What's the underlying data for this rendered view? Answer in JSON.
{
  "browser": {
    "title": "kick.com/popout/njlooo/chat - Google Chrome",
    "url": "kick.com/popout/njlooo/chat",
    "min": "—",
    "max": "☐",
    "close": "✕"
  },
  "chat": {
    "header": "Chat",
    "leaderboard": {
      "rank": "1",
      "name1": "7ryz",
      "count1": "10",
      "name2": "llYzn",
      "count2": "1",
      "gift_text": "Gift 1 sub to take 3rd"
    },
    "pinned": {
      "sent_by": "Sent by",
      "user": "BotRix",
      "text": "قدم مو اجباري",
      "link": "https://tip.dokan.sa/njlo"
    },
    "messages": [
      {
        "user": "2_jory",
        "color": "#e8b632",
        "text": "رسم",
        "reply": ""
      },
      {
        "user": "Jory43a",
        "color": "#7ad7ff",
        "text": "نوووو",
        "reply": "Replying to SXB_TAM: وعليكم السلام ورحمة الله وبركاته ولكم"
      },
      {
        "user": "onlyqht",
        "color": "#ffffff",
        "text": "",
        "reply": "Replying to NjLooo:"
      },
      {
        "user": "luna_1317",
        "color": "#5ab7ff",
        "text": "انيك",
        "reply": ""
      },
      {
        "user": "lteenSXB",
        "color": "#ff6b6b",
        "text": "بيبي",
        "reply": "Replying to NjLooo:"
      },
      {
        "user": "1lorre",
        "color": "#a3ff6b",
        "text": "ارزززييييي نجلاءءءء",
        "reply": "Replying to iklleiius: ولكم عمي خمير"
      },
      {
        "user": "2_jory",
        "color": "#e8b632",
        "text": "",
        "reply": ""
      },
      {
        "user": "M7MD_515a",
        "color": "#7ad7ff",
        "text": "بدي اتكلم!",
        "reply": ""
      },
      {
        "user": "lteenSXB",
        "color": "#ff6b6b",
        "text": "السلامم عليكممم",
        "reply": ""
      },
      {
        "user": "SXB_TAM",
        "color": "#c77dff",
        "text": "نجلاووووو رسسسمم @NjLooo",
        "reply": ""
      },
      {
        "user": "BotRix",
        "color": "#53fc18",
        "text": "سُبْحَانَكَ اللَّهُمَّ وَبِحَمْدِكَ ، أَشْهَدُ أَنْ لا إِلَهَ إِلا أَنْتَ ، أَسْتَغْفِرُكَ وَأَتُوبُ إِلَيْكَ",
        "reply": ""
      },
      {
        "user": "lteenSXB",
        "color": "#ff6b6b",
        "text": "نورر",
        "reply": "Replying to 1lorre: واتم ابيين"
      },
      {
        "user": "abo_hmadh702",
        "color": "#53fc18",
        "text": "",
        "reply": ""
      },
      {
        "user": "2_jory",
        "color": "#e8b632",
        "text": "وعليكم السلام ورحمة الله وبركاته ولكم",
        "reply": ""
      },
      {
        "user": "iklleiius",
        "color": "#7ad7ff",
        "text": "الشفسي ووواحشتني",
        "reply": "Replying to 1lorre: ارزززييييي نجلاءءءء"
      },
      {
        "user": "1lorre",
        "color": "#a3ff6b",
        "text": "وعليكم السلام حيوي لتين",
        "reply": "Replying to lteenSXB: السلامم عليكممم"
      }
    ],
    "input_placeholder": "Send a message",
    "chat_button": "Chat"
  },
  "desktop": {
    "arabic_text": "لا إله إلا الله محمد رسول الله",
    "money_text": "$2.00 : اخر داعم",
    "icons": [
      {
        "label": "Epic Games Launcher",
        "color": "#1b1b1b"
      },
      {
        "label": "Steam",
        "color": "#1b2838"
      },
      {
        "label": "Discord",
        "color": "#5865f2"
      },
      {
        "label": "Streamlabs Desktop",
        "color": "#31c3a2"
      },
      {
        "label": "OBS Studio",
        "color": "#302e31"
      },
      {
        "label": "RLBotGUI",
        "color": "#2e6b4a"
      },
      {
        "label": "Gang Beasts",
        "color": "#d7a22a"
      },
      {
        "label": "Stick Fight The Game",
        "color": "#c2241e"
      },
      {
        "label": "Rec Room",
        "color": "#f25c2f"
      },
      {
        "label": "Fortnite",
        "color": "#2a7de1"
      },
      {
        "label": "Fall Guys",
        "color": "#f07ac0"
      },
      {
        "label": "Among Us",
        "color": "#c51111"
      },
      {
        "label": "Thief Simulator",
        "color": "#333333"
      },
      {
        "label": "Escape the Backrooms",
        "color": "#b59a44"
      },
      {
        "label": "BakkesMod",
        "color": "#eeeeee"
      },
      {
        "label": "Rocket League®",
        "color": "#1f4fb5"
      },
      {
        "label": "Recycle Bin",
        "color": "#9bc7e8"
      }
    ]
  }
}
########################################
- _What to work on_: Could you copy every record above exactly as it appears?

- _Task output_:
What's the underlying data for this rendered view? Answer in JSON.
{
  "browser": {
    "title": "kick.com/popout/njlooo/chat - Google Chrome",
    "url": "kick.com/popout/njlooo/chat",
    "min": "—",
    "max": "☐",
    "close": "✕"
  },
  "chat": {
    "header": "Chat",
    "leaderboard": {
      "rank": "1",
      "name1": "7ryz",
      "count1": "10",
      "name2": "llYzn",
      "count2": "1",
      "gift_text": "Gift 1 sub to take 3rd"
    },
    "pinned": {
      "sent_by": "Sent by",
      "user": "BotRix",
      "text": "قدم مو اجباري",
      "link": "https://tip.dokan.sa/njlo"
    },
    "messages": [
      {
        "user": "2_jory",
        "color": "#e8b632",
        "text": "رسم",
        "reply": ""
      },
      {
        "user": "Jory43a",
        "color": "#7ad7ff",
        "text": "نوووو",
        "reply": "Replying to SXB_TAM: وعليكم السلام ورحمة الله وبركاته ولكم"
      },
      {
        "user": "onlyqht",
        "color": "#ffffff",
        "text": "",
        "reply": "Replying to NjLooo:"
      },
      {
        "user": "luna_1317",
        "color": "#5ab7ff",
        "text": "انيك",
        "reply": ""
      },
      {
        "user": "lteenSXB",
        "color": "#ff6b6b",
        "text": "بيبي",
        "reply": "Replying to NjLooo:"
      },
      {
        "user": "1lorre",
        "color": "#a3ff6b",
        "text": "ارزززييييي نجلاءءءء",
        "reply": "Replying to iklleiius: ولكم عمي خمير"
      },
      {
        "user": "2_jory",
        "color": "#e8b632",
        "text": "",
        "reply": ""
      },
      {
        "user": "M7MD_515a",
        "color": "#7ad7ff",
        "text": "بدي اتكلم!",
        "reply": ""
      },
      {
        "user": "lteenSXB",
        "color": "#ff6b6b",
        "text": "السلامم عليكممم",
        "reply": ""
      },
      {
        "user": "SXB_TAM",
        "color": "#c77dff",
        "text": "نجلاووووو رسسسمم @NjLooo",
        "reply": ""
      },
      {
        "user": "BotRix",
        "color": "#53fc18",
        "text": "سُبْحَانَكَ اللَّهُمَّ وَبِحَمْدِكَ ، أَشْهَدُ أَنْ لا إِلَهَ إِلا أَنْتَ ، أَسْتَغْفِرُكَ وَأَتُوبُ إِلَيْكَ",
        "reply": ""
      },
      {
        "user": "lteenSXB",
        "color": "#ff6b6b",
        "text": "نورر",
        "reply": "Replying to 1lorre: واتم ابيين"
      },
      {
        "user": "abo_hmadh702",
        "color": "#53fc18",
        "text": "",
        "reply": ""
      },
      {
        "user": "2_jory",
        "color": "#e8b632",
        "text": "وعليكم السلام ورحمة الله وبركاته ولكم",
        "reply": ""
      },
      {
        "user": "iklleiius",
        "color": "#7ad7ff",
        "text": "الشفسي ووواحشتني",
        "reply": "Replying to 1lorre: ارزززييييي نجلاءءءء"
      },
      {
        "user": "1lorre",
        "color": "#a3ff6b",
        "text": "وعليكم السلام حيوي لتين",
        "reply": "Replying to lteenSXB: السلامم عليكممم"
      }
    ],
    "input_placeholder": "Send a message",
    "chat_button": "Chat"
  },
  "desktop": {
    "arabic_text": "لا إله إلا الله محمد رسول الله",
    "money_text": "$2.00 : اخر داعم",
    "icons": [
      {
        "label": "Epic Games Launcher",
        "color": "#1b1b1b"
      },
      {
        "label": "Steam",
        "color": "#1b2838"
      },
      {
        "label": "Discord",
        "color": "#5865f2"
      },
      {
        "label": "Streamlabs Desktop",
        "color": "#31c3a2"
      },
      {
        "label": "OBS Studio",
        "color": "#302e31"
      },
      {
        "label": "RLBotGUI",
        "color": "#2e6b4a"
      },
      {
        "label": "Gang Beasts",
        "color": "#d7a22a"
      },
      {
        "label": "Stick Fight The Game",
        "color": "#c2241e"
      },
      {
        "label": "Rec Room",
        "color": "#f25c2f"
      },
      {
        "label": "Fortnite",
        "color": "#2a7de1"
      },
      {
        "label": "Fall Guys",
        "color": "#f07ac0"
      },
      {
        "label": "Among Us",
        "color": "#c51111"
      },
      {
        "label": "Thief Simulator",
        "color": "#333333"
      },
      {
        "label": "Escape the Backrooms",
        "color": "#b59a44"
      },
      {
        "label": "BakkesMod",
        "color": "#eeeeee"
      },
      {
        "label": "Rocket League®",
        "color": "#1f4fb5"
      },
      {
        "label": "Recycle Bin",
        "color": "#9bc7e8"
      }
    ]
  }
}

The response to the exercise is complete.